Not What Mr. Putin Planned, New York Times, December 7, 2011
"The United States needs Russia's cooperation on a host of issues, most notably Iran, and the Obama administration made the right decision to try to 'reset' the relationship. But that can't mean giving Mr. Putin's authoritarian ways a pass. So it was good to hear Secretary of State Hillary Rodham Clinton express 'serious concerns' that the voting was neither free nor fair."
MOSCOW, 5 December 2011
"Despite the lack of a level playing field during the Russian State Duma elections, voters took advantage of their right to express their choice."The observers noted that the preparations for the elections were technically well-administered across a vast territory, but were marked by a convergence of the state and the governing party, limited political competition and a lack of fairness."Although seven political parties ran, the prior denial of registration to certain parties had narrowed political competition. The contest was also slanted in favor of the ruling party: the election administration lacked independence, most media were partial and state authorities interfered unduly at different levels. The observers also noted that the legal framework had been improved in some respects and televised debates for all parties provided one level platform for contestants."On election day, voting was well organized overall, but the quality of the process deteriorated considerably during the count, which was characterized by frequent procedural violations and instances of apparent manipulations, including serious indications of ballot box stuffing." http://www.osce.org/odihr/elections/85753
"The youthful, Internet-savvy Russians who have turned out in the streets in historic numbers in recent weeks want to end Prime Minister Vladimir Putin's untrammeled rule over their country, but whether they can translate their frustration to the political arena - or even whether they will remain fired up ~ remains an open question." ~ Washington Post, December 19, 2011
"It's embarrassing enough to do poorly in an honest election. Putin's party managed to crater despite vigorous measures to rig the vote." ~ Chicago Tribune, Steve Chapman, Dec. 15, 2011.
"In retrospect, Mr. Putin was lucky to inherit a recovering economy and an incipient oil-and commodity-price boom from Mr. Yeltsin." The Economist, February 28, 2008
"In contrast to Yeltsin whose political term was notorious for creating and strengthening oligarchs, Putin began his first term in the office by fighting the most famous of them: Berezovsky, Khodorkovsky, Gusinsky, and Lebedev. Fighting oligarchs was again high on the agenda during his second election campaign. In addition, Putin attempted centralization process, restricting autonomy of regional political elites and moved political and economic power from the regions to the federal center. A new tax law, which restricted the use of individual tax breaks, was adopted, as well as a number of laws, aimed at easing the burden of business regulation. A new anti-corruption campaign was launched and some governors who were considered most corrupt, e.g. Rutskoy in Kursk region and Nazdratenko in Primorsky region, were not permitted to run for re-election.

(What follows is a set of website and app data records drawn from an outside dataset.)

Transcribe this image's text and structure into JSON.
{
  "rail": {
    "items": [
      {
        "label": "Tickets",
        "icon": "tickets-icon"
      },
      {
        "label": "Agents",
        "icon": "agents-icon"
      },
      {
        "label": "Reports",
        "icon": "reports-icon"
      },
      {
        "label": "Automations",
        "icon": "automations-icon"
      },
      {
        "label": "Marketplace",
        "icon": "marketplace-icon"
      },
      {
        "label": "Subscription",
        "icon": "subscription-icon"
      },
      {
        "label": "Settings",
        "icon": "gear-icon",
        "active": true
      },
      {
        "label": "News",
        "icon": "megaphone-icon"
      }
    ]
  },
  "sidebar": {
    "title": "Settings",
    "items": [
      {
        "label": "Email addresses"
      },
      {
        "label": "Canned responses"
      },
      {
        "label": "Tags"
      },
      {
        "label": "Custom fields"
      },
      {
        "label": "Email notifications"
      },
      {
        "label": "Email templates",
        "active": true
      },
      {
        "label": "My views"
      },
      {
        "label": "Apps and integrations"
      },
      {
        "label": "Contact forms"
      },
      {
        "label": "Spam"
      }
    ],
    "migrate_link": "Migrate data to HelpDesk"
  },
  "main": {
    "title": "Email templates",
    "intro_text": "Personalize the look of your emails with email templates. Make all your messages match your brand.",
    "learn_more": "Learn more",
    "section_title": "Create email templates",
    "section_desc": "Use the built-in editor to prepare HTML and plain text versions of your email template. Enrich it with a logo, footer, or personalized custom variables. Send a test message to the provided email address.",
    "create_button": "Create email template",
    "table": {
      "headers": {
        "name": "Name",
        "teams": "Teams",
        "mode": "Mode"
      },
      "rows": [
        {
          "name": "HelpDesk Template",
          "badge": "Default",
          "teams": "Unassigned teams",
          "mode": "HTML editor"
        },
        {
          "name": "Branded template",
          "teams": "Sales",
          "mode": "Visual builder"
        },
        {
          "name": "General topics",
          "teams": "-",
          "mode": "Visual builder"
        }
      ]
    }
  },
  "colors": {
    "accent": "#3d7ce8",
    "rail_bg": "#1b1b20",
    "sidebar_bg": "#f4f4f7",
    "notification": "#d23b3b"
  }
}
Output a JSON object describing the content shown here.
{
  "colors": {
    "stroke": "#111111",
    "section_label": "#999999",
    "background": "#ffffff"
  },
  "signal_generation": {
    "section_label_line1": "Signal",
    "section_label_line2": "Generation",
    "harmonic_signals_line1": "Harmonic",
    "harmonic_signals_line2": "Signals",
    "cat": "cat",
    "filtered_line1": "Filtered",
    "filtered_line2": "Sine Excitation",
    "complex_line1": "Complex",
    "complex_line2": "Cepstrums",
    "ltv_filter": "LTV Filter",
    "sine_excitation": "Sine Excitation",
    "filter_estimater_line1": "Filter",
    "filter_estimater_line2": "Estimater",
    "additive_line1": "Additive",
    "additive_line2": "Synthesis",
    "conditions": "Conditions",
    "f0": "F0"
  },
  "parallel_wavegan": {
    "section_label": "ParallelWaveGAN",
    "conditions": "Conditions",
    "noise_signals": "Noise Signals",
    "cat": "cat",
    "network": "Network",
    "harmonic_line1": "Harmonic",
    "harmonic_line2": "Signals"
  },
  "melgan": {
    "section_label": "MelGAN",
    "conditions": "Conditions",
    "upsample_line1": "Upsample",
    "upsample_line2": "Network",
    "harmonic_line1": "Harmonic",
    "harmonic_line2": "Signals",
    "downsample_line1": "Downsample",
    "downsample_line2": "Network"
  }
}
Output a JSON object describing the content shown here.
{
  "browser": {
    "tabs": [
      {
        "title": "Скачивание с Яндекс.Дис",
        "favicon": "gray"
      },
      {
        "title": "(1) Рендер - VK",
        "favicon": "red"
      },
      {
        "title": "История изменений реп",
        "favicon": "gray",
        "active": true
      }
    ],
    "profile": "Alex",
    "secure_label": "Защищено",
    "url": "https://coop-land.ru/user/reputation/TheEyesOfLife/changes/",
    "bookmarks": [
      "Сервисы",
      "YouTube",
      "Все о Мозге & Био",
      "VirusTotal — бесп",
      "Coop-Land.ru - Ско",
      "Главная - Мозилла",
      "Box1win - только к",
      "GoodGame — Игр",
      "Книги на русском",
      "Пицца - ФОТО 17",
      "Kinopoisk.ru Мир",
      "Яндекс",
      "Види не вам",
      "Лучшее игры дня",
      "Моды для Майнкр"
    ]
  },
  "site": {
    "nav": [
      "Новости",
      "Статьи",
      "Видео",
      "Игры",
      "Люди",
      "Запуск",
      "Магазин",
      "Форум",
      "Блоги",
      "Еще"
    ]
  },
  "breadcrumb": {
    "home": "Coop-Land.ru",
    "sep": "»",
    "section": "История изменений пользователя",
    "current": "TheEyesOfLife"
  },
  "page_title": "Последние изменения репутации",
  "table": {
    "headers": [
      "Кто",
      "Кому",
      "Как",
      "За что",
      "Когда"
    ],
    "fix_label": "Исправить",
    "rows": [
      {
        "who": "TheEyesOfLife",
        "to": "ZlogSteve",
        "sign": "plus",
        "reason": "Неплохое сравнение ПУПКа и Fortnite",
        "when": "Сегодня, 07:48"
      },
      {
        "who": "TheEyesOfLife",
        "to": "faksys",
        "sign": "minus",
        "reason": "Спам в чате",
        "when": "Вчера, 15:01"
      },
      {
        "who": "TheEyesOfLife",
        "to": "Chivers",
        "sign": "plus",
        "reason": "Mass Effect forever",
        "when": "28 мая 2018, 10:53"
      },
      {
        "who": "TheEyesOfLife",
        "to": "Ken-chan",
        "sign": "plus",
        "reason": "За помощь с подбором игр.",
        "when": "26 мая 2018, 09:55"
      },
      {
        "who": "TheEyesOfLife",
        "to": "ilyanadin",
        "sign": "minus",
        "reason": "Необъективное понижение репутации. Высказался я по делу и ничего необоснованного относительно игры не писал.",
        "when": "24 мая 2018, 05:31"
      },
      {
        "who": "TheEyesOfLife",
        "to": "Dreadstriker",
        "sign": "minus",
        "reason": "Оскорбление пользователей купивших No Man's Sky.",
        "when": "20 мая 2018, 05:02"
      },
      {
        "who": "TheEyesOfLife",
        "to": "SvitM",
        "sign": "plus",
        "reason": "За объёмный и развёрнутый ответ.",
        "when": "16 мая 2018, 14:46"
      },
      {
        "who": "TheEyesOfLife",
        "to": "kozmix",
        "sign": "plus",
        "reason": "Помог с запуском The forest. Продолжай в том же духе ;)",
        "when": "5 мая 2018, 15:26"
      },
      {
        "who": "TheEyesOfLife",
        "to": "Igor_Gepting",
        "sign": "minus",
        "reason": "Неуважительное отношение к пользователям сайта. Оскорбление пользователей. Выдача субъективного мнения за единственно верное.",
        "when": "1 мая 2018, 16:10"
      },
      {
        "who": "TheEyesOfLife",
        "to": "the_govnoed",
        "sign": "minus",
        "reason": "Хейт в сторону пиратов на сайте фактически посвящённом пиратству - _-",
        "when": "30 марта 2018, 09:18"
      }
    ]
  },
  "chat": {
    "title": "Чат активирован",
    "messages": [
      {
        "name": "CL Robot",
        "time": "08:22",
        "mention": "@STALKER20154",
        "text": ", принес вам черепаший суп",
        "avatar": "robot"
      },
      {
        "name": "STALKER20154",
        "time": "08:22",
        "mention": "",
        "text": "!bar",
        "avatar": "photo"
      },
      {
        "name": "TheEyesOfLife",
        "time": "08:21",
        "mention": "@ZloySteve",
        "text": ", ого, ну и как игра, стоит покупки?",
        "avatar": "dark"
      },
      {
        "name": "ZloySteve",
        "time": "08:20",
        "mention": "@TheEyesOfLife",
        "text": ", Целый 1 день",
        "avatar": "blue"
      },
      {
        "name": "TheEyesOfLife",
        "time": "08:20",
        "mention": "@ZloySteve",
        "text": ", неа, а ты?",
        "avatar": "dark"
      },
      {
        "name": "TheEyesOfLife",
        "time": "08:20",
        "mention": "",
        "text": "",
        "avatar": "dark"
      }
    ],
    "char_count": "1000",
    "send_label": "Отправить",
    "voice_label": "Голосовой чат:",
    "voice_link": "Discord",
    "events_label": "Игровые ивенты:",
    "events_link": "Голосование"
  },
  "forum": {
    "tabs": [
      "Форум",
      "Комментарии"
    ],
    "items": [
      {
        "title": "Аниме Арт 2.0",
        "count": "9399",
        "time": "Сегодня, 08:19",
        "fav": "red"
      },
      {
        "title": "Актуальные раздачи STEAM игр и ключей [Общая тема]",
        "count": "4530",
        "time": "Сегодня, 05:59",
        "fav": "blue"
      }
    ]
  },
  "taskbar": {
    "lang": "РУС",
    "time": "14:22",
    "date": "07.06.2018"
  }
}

The governor of Yaroslavl region, Lisitsin, was under a criminal investigation in early fall of 2004 because of pursuing illegal paternalistic policies towards regional business." http://www.cefir.ru/papers/WP52.pdf